What you should know about beesMore than 140 species of horticultural plants, around 50 types of cultivated plants, more than 60 types of shrubs and fruit trees and almost 50 species of herbaceous plants …are all pollinated by bees. They are the most active pollinators in the ecosystem. Without bees, crop yields can be lower by up to 80%. And it goes without saying that there would be no honey without bees.
Why are we writing about all this? Because it is extremely important to us.
Bees are irreplaceable. It is thanks to these little creatures that we can eat a sandwich with honey, fresh fruit or a tasty salad. The fate of bees impacts us.
Like every company, we want to develop, thrive and invest in new solutions. But business does not operate in isolation from the natural environment. What is more, what we do today has an impact on the lives of future generations. We want to help, even if to a small extent, to create a healthier ecosystem for ourselves and others. That’s why we donate part of the money we earn to building hives.
WHAT IS OUR HONEY MADE OF?
Our hives are surrounded by acacia, lime and rapeseed. This is where the bees collect the nectar from which our honey is made. In other periods (when the above mentioned crops are not in bloom) we collect multifloral honey. The bees also collect pollen from plants, which they use to feed young bees.
HOW BIG IS OUR APIARY?
At the moment, there are 50 bee families in the apiary. One family = one hive.
HOW MUCH WORK DOES THE APIARY NEED?
To keep the apiary in good condition, it is necessary to carry out all the activities in a timely manner. The timing and frequency of maintenance work depends mainly on weather conditions and the state of the hives. In order to have a thriving apiary, you need to inspect the interior of hives once a week to respond to the needs of the bees on a regular basis, i.e. to add or remove frames, administer medication, remove queen cells and extract honey when there is too much of it, so that the bees do not have too much free time.
Additionally, it is also necessary to take care of the exterior of hives. Our hives are wooden and they are exposed to the rain, the wind, the sun and frost. Sometimes this requires replacing a hive with a new one or repairing the roof or the base.

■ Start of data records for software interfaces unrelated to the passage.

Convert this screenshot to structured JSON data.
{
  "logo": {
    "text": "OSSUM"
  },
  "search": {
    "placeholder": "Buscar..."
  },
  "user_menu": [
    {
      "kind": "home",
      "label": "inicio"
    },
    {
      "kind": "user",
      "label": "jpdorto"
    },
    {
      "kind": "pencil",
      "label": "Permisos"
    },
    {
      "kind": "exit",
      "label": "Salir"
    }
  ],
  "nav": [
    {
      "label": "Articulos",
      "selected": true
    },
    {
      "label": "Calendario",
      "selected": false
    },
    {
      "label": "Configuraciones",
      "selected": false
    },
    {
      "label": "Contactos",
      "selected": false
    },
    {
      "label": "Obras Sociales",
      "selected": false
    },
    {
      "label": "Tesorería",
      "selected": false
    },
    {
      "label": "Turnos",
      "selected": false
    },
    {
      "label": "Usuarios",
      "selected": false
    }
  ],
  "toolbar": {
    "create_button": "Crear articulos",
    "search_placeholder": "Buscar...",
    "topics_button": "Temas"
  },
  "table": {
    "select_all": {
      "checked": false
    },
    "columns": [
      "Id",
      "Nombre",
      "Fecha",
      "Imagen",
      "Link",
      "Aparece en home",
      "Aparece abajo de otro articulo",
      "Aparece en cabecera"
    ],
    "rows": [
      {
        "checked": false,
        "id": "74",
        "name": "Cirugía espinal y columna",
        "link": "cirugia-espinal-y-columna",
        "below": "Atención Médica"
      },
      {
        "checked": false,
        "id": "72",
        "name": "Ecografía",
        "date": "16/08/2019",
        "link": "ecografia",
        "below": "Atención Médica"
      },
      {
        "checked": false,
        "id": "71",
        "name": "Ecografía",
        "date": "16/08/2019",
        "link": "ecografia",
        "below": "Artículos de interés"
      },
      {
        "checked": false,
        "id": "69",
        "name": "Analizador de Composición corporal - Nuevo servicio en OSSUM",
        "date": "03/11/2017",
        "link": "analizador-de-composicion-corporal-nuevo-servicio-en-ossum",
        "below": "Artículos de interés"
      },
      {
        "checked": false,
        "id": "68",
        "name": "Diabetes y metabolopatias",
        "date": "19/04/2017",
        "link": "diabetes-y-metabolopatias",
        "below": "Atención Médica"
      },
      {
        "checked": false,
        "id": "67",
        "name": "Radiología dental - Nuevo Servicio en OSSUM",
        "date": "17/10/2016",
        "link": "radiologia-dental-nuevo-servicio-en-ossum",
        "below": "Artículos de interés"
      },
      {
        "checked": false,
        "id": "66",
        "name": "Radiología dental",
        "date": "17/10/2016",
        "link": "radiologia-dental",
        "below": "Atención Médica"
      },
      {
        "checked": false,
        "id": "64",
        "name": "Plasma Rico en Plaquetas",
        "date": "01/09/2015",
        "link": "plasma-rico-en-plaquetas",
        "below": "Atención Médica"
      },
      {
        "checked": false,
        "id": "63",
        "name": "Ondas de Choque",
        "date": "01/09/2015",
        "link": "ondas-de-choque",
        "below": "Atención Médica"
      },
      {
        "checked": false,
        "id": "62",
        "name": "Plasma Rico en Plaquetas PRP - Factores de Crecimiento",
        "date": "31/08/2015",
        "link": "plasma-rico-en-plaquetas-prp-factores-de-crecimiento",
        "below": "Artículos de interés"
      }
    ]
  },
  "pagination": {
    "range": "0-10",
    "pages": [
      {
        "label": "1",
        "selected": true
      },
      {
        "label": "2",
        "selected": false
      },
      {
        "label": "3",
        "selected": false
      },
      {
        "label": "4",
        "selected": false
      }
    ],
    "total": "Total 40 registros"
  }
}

The surroundings of the hives are also of great importance. They must not be placed in the shade as the bees would get up too late and work for less time. Be sure to cut back any bushes around the hives so that they do not obstruct the bees’ entrance and do not become a hiding place for other animals, such as mice.

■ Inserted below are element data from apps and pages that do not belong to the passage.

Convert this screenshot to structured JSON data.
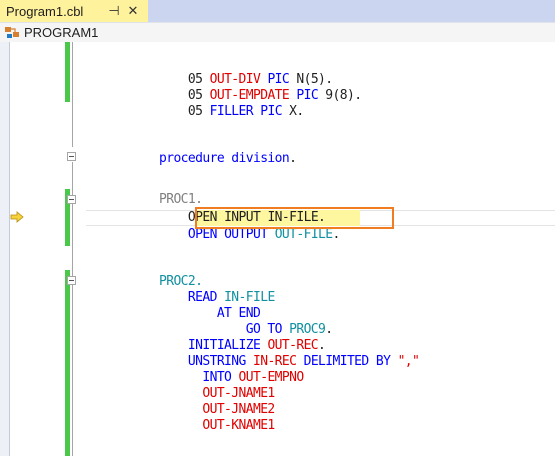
{
  "tab": {
    "title": "Program1.cbl",
    "pin_glyph": "⊣",
    "close_glyph": "✕"
  },
  "nav": {
    "program": "PROGRAM1"
  },
  "colors": {
    "tab_active": "#FFF29D",
    "tabstrip": "#CCD5F0",
    "change_bar": "#49C849",
    "highlight_border": "#F07D22",
    "keyword": "#0000FF",
    "identifier_red": "#E00000"
  },
  "icons": {
    "program": "class-hierarchy-icon",
    "execution": "execution-pointer-arrow-icon"
  },
  "code": [
    {
      "indent": "    ",
      "level": "05",
      "name": "OUT-DIV",
      "pic": "PIC",
      "type": "N(5)."
    },
    {
      "indent": "    ",
      "level": "05",
      "name": "OUT-EMPDATE",
      "pic": "PIC",
      "type": "9(8)."
    },
    {
      "indent": "    ",
      "level": "05",
      "name": "FILLER",
      "pic": "PIC",
      "type": "X."
    },
    {
      "blank": true
    },
    {
      "text": "procedure division."
    },
    {
      "blank": true
    },
    {
      "text": "PROC1."
    },
    {
      "text": "    OPEN INPUT IN-FILE."
    },
    {
      "text": "    OPEN OUTPUT OUT-FILE."
    },
    {
      "blank": true
    },
    {
      "text": "PROC2."
    },
    {
      "text": "    READ IN-FILE"
    },
    {
      "text": "        AT END"
    },
    {
      "text": "            GO TO PROC9."
    },
    {
      "text": "    INITIALIZE OUT-REC."
    },
    {
      "text": "    UNSTRING IN-REC DELIMITED BY \",\""
    },
    {
      "text": "      INTO OUT-EMPNO"
    },
    {
      "text": "      OUT-JNAME1"
    },
    {
      "text": "      OUT-JNAME2"
    },
    {
      "text": "      OUT-KNAME1"
    }
  ],
  "tokens": {
    "l1": [
      "05",
      "OUT-DIV",
      "PIC",
      "N(5)."
    ],
    "l2": [
      "05",
      "OUT-EMPDATE",
      "PIC",
      "9(8)."
    ],
    "l3": [
      "05",
      "FILLER",
      "PIC",
      "X."
    ],
    "proc_div": [
      "procedure",
      "division",
      "."
    ],
    "proc1": "PROC1.",
    "open_input": [
      "OPEN",
      "INPUT",
      "IN-FILE",
      "."
    ],
    "open_output": [
      "OPEN",
      "OUTPUT",
      "OUT-FILE",
      "."
    ],
    "proc2": "PROC2.",
    "read": [
      "READ",
      "IN-FILE"
    ],
    "at_end": "AT END",
    "goto": [
      "GO TO",
      "PROC9",
      "."
    ],
    "initialize": [
      "INITIALIZE",
      "OUT-REC",
      "."
    ],
    "unstring": [
      "UNSTRING",
      "IN-REC",
      "DELIMITED BY",
      "\",\""
    ],
    "into": [
      "INTO",
      "OUT-EMPNO"
    ],
    "jname1": "OUT-JNAME1",
    "jname2": "OUT-JNAME2",
    "kname1": "OUT-KNAME1"
  }
}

HOW MANY BEES ARE THERE IN A BEE COLONY?
In summer, very strong colonies have between 70,000 and 80,000 bees.
In autumn, there are between 20,000 and 25,000 bees in an average colony.
HOW LONG DO BEES LIVE?
Spring and summer worker bees live an average of 36-40 days, while autumn bees can live from 6 to 9 months.
WHEN DO WE HARVEST HONEY?
The time and amount of honey harvested depends on when we set up the hive.
If the hive is set up by mid-May, the bees have plenty of food and can reproduce quickly, allowing the first honey harvest to take place in July. If the colony is set up later, the bees cannot multiply enough to provide a significant amount of honey and, as a result, the first harvesting of honey is postponed until the following year.
Honey is collected after the flowering of plants and trees on windless days.
What do we owe to bees?
It is not only honey that we have thanks to bees and their cousins. As much as 1/3 of the world’s food depends on pollination by bees.
So what exactly do we owe them?
1. Honey: 1,234,006 – on average this is how many flowers bees have to visit to produce 0.3 kg of honey. Honey is free from chemical contamination. Toxin-sensitive bees would die collecting contaminated nectar or honeydew. Honey is the only food that does not spoil. The oldest honey found in Georgia was 5,500 years old and still fit for human consumption.
2. Pollen: this little-known product is a valuable source of nutrients. It contains more vitamin C than apples, for example. Pollen is also rich in vitamins B1, B2 and PP.
3. Royal jelly: a creamy secretion from the glands of young worker bees. It contains minerals such as calcium, copper, iron, phosphorus, potassium, silicon and sulphur. Royal jelly contains vitamins from the vitamin B complex. It also contains numerous minerals and vitamin C. It is also a natural ingredient in candles, shoe polish and many cosmetics such as lipsticks and ointments. .Albert Einstein famously predicted that: “If the bee disappears from the surface of the Earth, man would have no more than four years left to live.” This was no exaggeration, as these beneficial insects maintain life on Earth through pollination.
1/3 of the world’s food depends on pollination by bees. Thanks to these beneficial insects we have not only honey, but also fresh fruits and vegetables, pomades, creams, rapeseed oil, jams, herbs and spices, almonds and nuts. Thanks to bees we have 4 00e of these below: